◆ Provided information:

+---+

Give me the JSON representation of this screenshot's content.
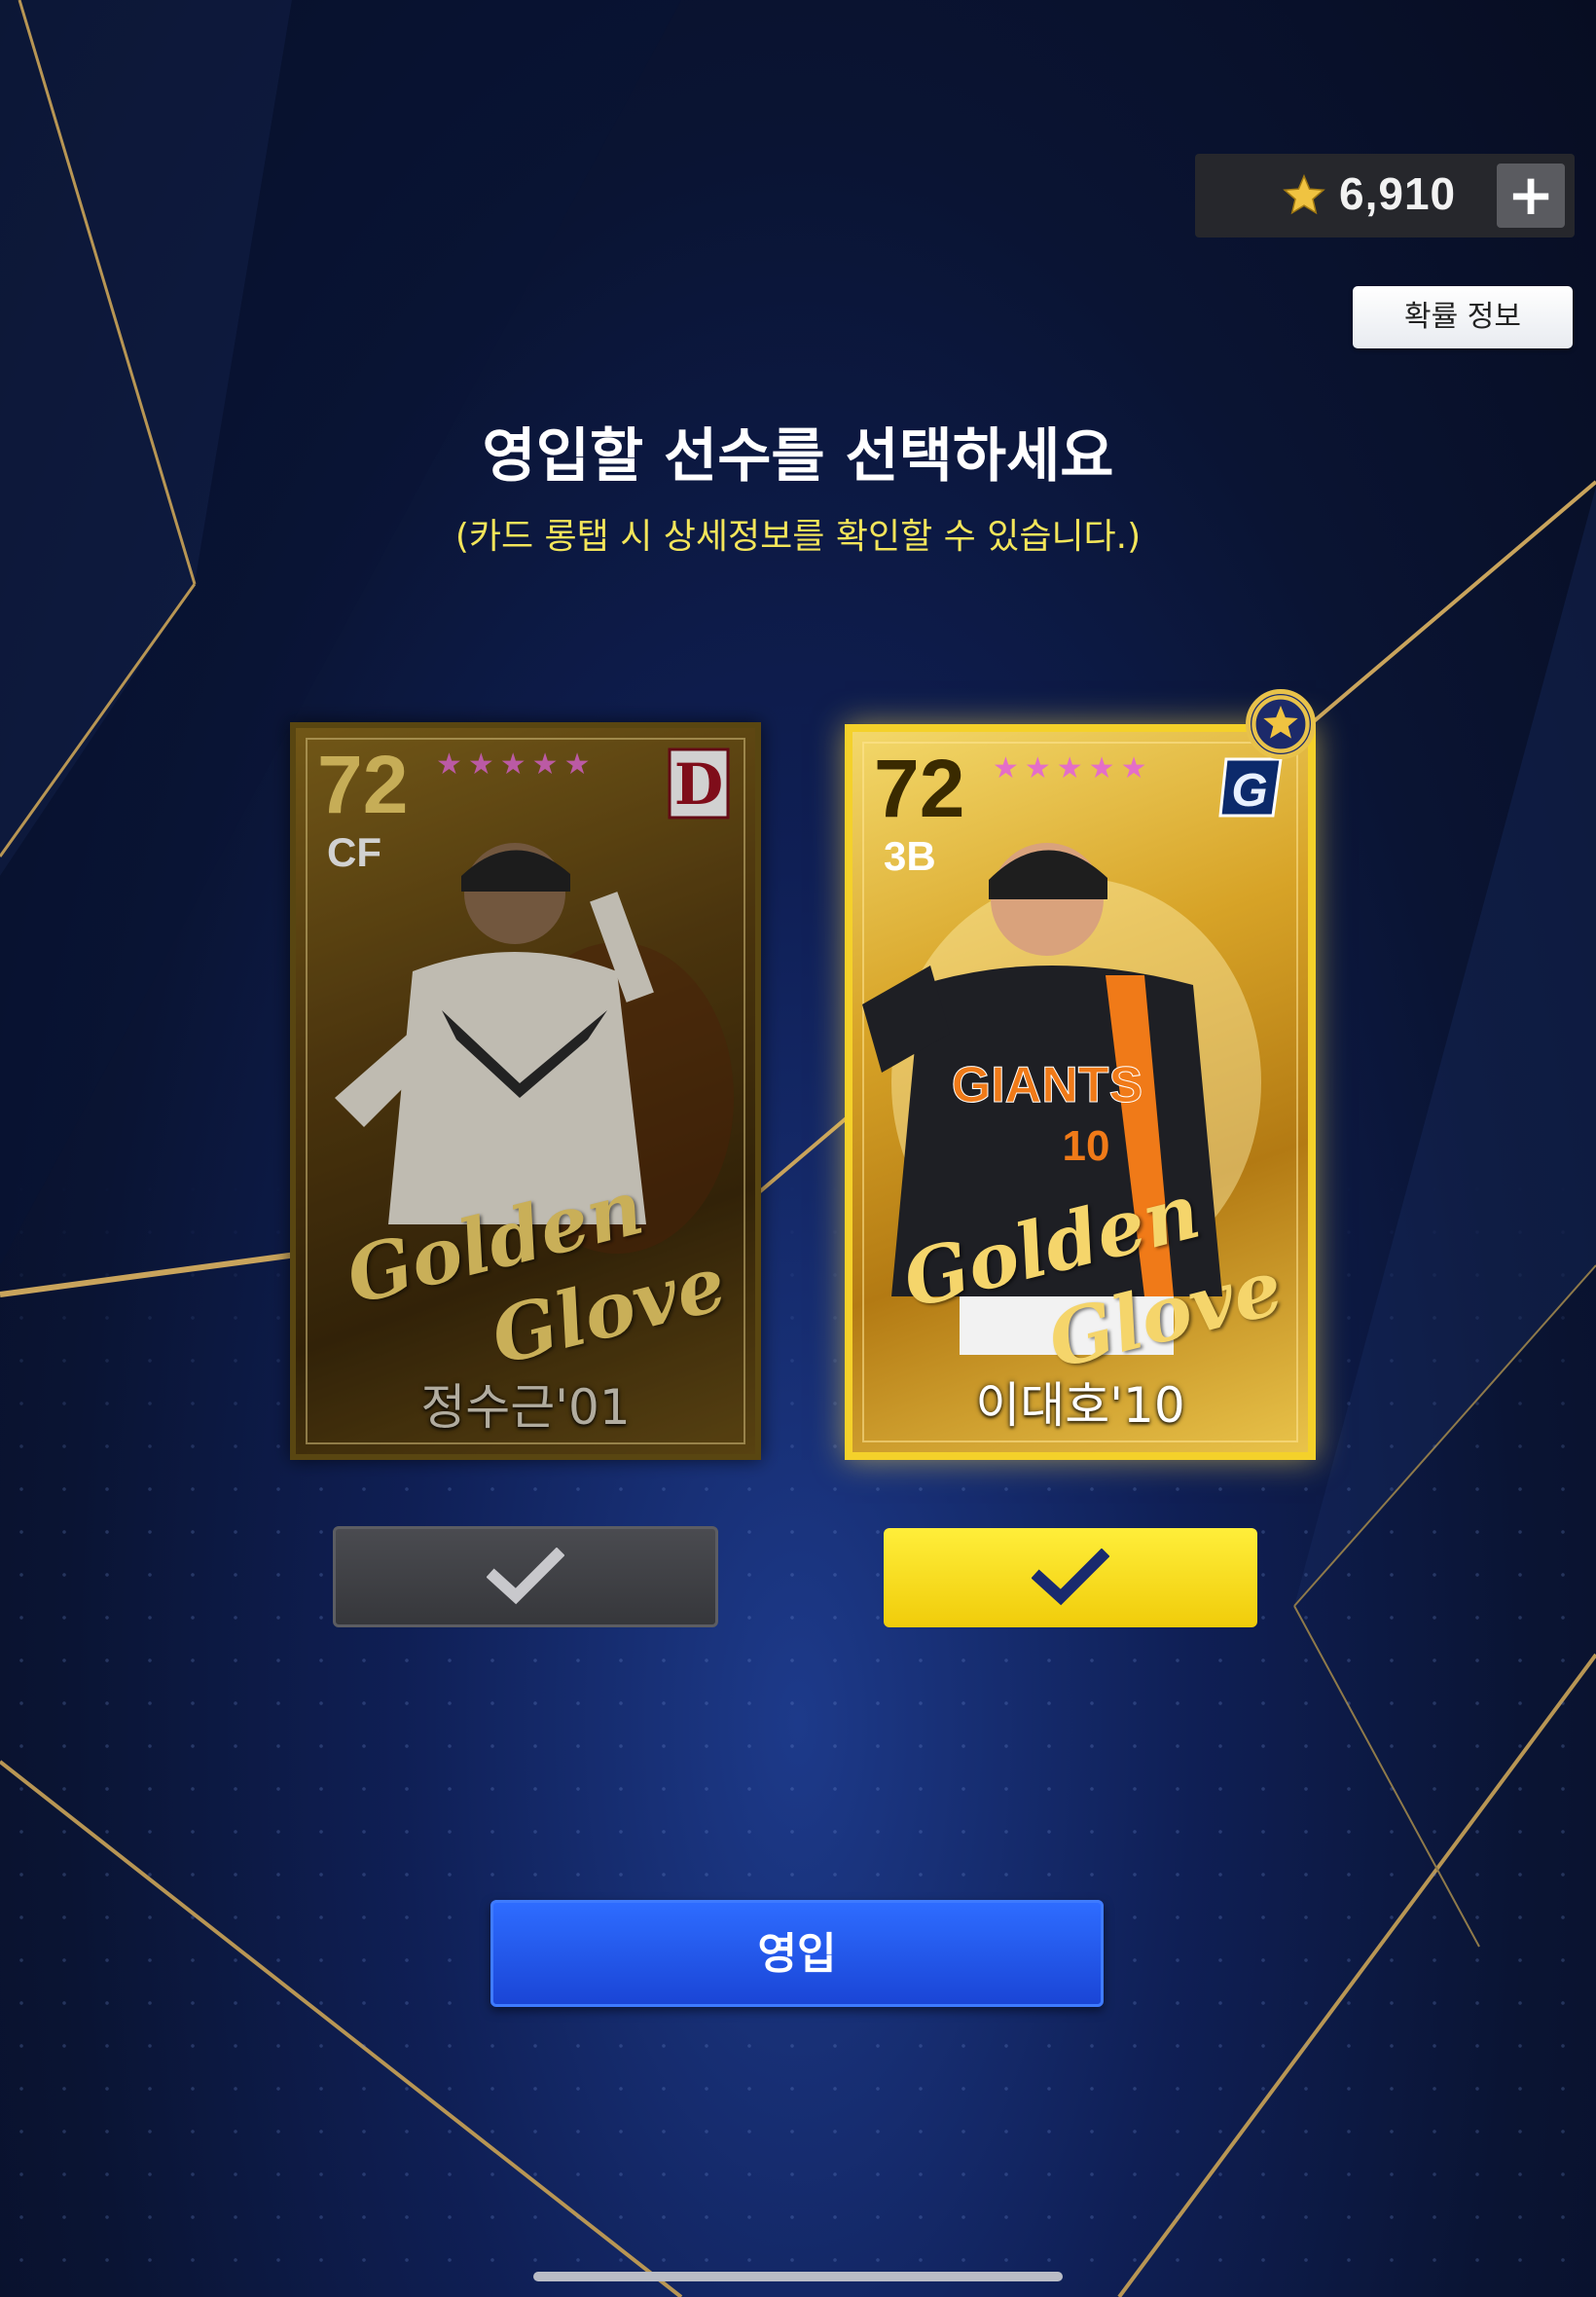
{
  "currency": {
    "icon": "star-icon",
    "amount": "6,910",
    "add_label": "+"
  },
  "probability_button": {
    "label": "확률 정보"
  },
  "heading": {
    "title": "영입할 선수를 선택하세요",
    "subtitle": "(카드 롱탭 시 상세정보를 확인할 수 있습니다.)"
  },
  "cards": [
    {
      "overall": "72",
      "position": "CF",
      "stars": "★★★★★",
      "team_logo": "D",
      "golden_word1": "Golden",
      "golden_word2": "Glove",
      "name": "정수근'01",
      "selected": false
    },
    {
      "overall": "72",
      "position": "3B",
      "stars": "★★★★★",
      "team_logo": "G",
      "golden_word1": "Golden",
      "golden_word2": "Glove",
      "name": "이대호'10",
      "selected": true
    }
  ],
  "recruit_button": {
    "label": "영입"
  },
  "colors": {
    "accent_yellow": "#f3e55a",
    "select_yellow": "#ffe81a",
    "recruit_blue": "#2455f0",
    "background": "#0a1433"
  }
}
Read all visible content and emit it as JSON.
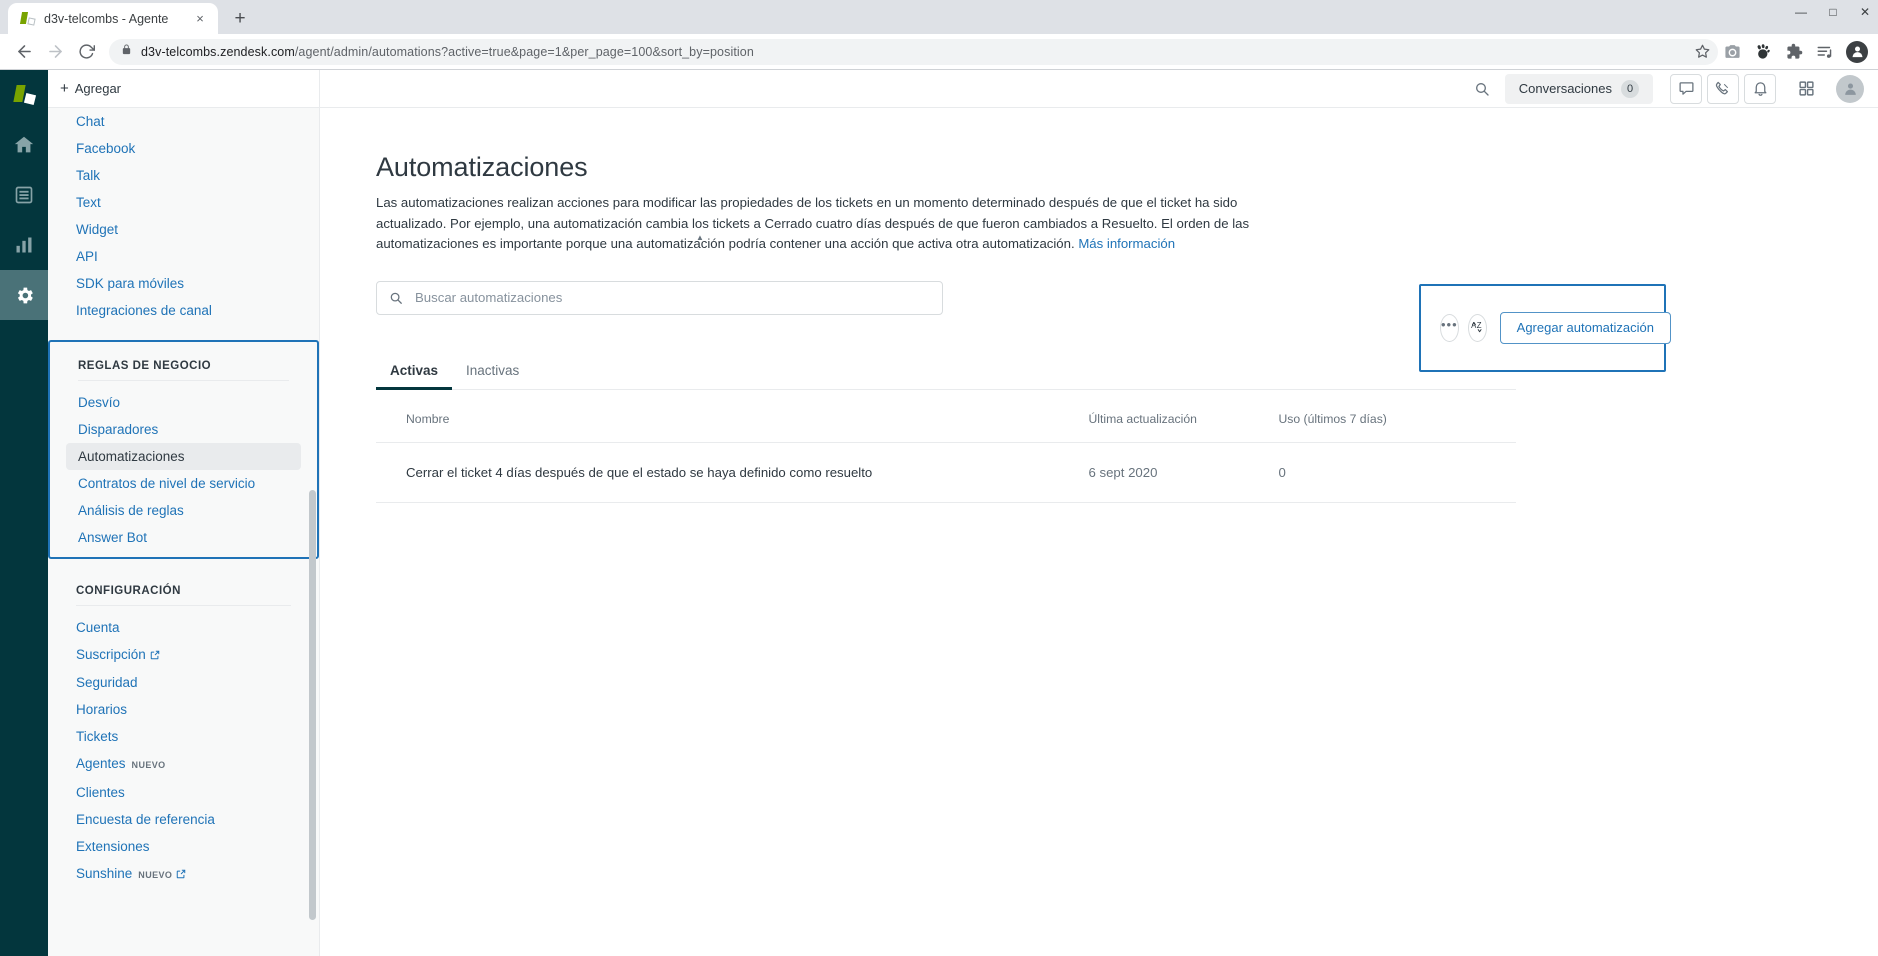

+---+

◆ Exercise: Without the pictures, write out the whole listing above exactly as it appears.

◆ Answer box:
Give me the JSON representation of this screenshot's content.
{
  "currency": {
    "icon": "star-icon",
    "amount": "6,910",
    "add_label": "+"
  },
  "probability_button": {
    "label": "확률 정보"
  },
  "heading": {
    "title": "영입할 선수를 선택하세요",
    "subtitle": "(카드 롱탭 시 상세정보를 확인할 수 있습니다.)"
  },
  "cards": [
    {
      "overall": "72",
      "position": "CF",
      "stars": "★★★★★",
      "team_logo": "D",
      "golden_word1": "Golden",
      "golden_word2": "Glove",
      "name": "정수근'01",
      "selected": false
    },
    {
      "overall": "72",
      "position": "3B",
      "stars": "★★★★★",
      "team_logo": "G",
      "golden_word1": "Golden",
      "golden_word2": "Glove",
      "name": "이대호'10",
      "selected": true
    }
  ],
  "recruit_button": {
    "label": "영입"
  },
  "colors": {
    "accent_yellow": "#f3e55a",
    "select_yellow": "#ffe81a",
    "recruit_blue": "#2455f0",
    "background": "#0a1433"
  }
}
Read all visible content and emit it as JSON.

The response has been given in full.